Violence and silence. If you want to make a Nicolas Winding Refn film, take these ingredients, mix them up (go heavy on the violence; include minimal dialogue to taste) and then choose an aesthetic (recommendations: neon, body paint, chiaroscuro and a bit more neon) and a soundtrack, preferably ambient, 80s, or both.
Silence is an impressively powerful cinematic tool, and Refn uses it to great effect. Or maybe it would be more accurate to call it “lack of speaking”. Drive is, of course, notable for the fact that Ryan Gosling’s Driver, whose real name we never even find out, is taciturn in the extreme. Instead, he communicates through curb-stomping*, hammer attacks, and high-speed pursuits. It’s undeniable that Drive is a film of a certain gravitas (a fact helped by the fact it looks amazing and sounds even better), and the relative paucity of dialogue on the Driver’s part is arguably the driving factor in that. There’s status in silence, and bluster is demeaning and often compensatory.
Drive is a better film than Bronson, Refn’s earlier, super-stylized biopic of Britain’s most violent criminal, Charles Bronson. That was a film of shouting, swearing, spluttering brute force and circus-like ridiculousness, a Middle-England pub fight between two sweaty blokes compared the breezy ride along the slick dark expressways and the tight leather gloves of Drive. And arguably it was because the silences, slow-motion and haunting score that punctuate Drive made it seem more moving, provoking more thought.
But Valhalla Rising and Only God Forgives (the two films Refn made either side of it) are not better than Drive, despite upping the silence game. The former verges on the highly pretentious. There’s not all that much to be gained from the long silences in the Scottish Highlands and the New World other than—on the audience’s part—an increasing awareness of a distinct lack of plot and characterization.
And Only God Forgives, which sees Gosling given only seventeen lines in the entire film, suffers a lot. There are some impressive bits, including the boxing scene from the trailer and a terrifying torture scene*, and it’s more visually engaging than Valhalla Rising, but these moments don’t stop the film from being—simply put—very boring. There are too many slow-paced silent sections that seem there only to convince us this is somehow an “important” film. It’s not.
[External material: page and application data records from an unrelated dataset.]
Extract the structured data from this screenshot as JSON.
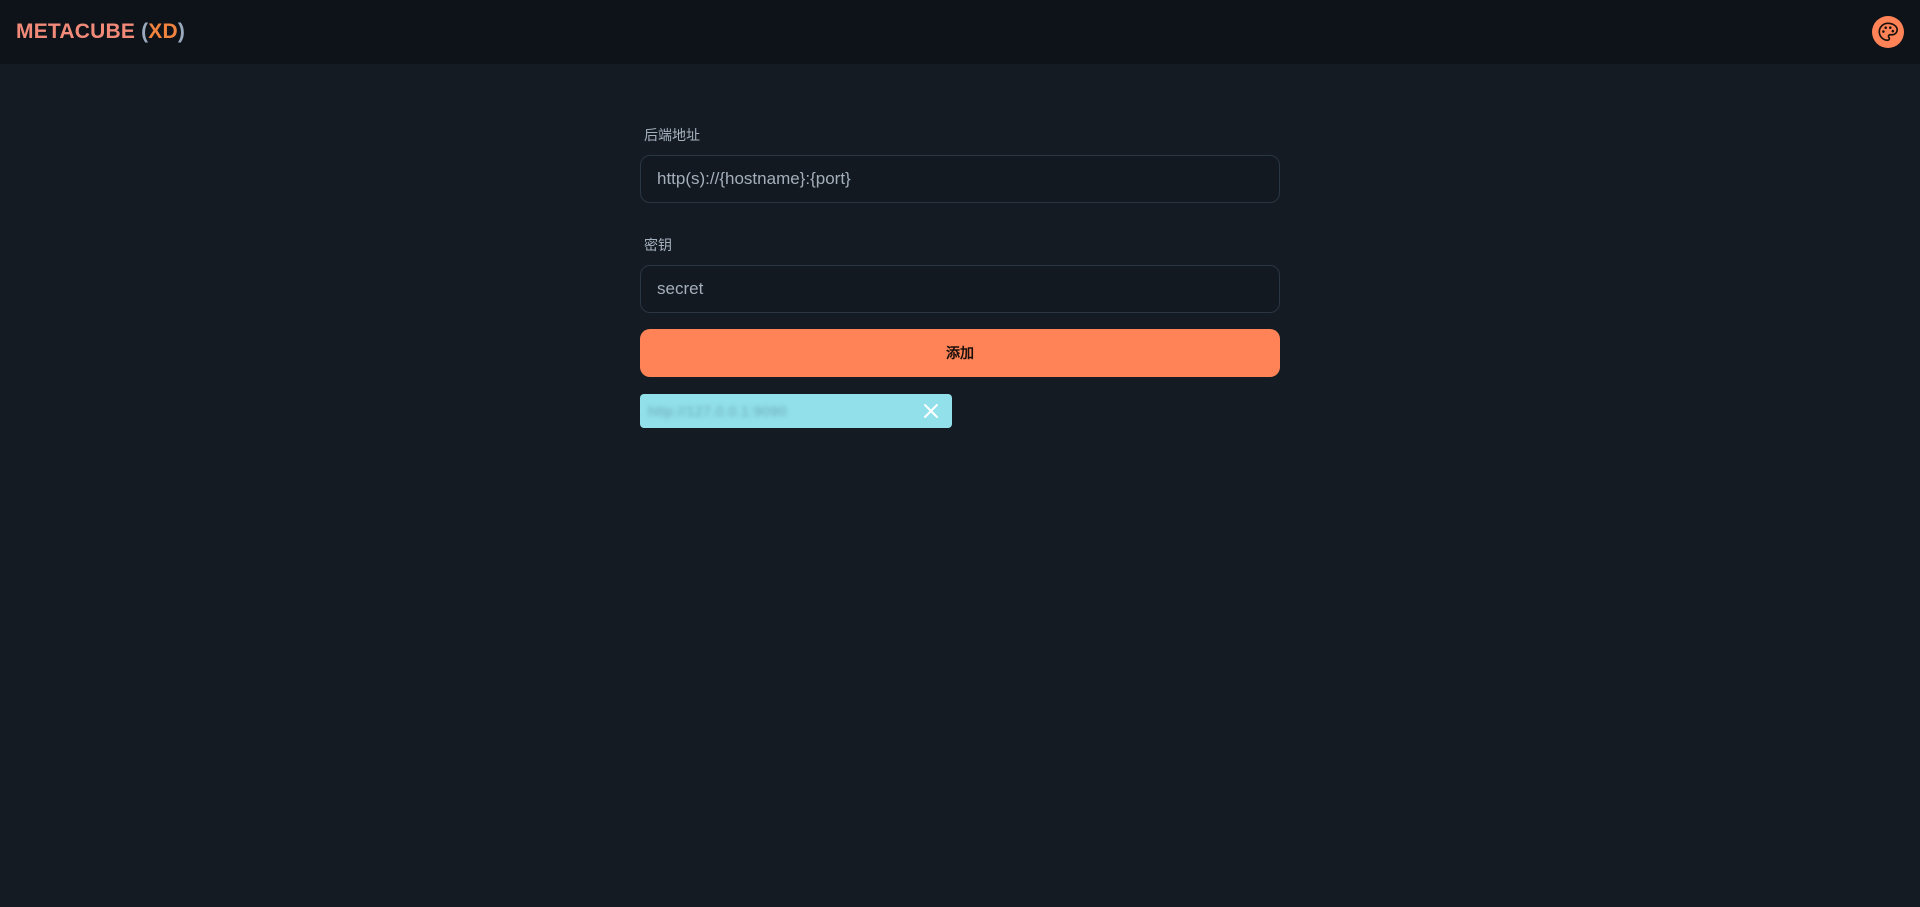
{
  "header": {
    "brand_name": "METACUBE",
    "brand_open": "(",
    "brand_sub": "XD",
    "brand_close": ")",
    "theme_icon": "palette-icon"
  },
  "form": {
    "backend_label": "后端地址",
    "backend_placeholder": "http(s)://{hostname}:{port}",
    "secret_label": "密钥",
    "secret_placeholder": "secret",
    "add_label": "添加"
  },
  "backends": [
    {
      "url": "http://127.0.0.1:9090"
    }
  ],
  "colors": {
    "background": "#141b22",
    "topbar": "#0d1318",
    "accent": "#ff8357",
    "chip": "#91e0ea"
  }
}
So silence is an important tool, for sure, but also one that has to be deployed carefully. Bear in mind that for every silent, brooding nighttime-driving scene in Drive, there is a scene where Bryan Cranston’s bustling mechanic or Albert Brooks’ mobster talk loudly at one another or at the Driver himself. Silence has to have a reason, rather than being a simple substitute for dialogue, and it can’t be employed just to make a certain shot or scene seem somehow profound. Over-deployment cheapens the effect, according to the law of diminishing returns.
Anyway, people like characters to talk in films—just look at the success of Sorkin-style writing in Hollywood and on HBO and Netflix. They don’t have to talk, but you’re not going to make a masterpiece just by having a mute main character. You can be a genius at composition, mise-en-scène, tracking shots—the works—but that’s not really an excuse to skip out on spoken parts if your film contains characters who could speak. More often than not it suggests pomposity, as if speaking roles are “below” the film.
Lost in Translation does silences well, as does Hunger. The documentary Sleep Furiously does them very well, though it does have a soundtrack by Aphex Twin to tide it over and it’s not narrative. The silences here all serve a purpose, and are juxtaposed with other scenes, often comic, that remove some of the tension or at least provide exposition an indication of motivation or exposition. Audiences can’t read characters’ minds.
*Quick warning: these scenes are stomach-churning in how graphic they are.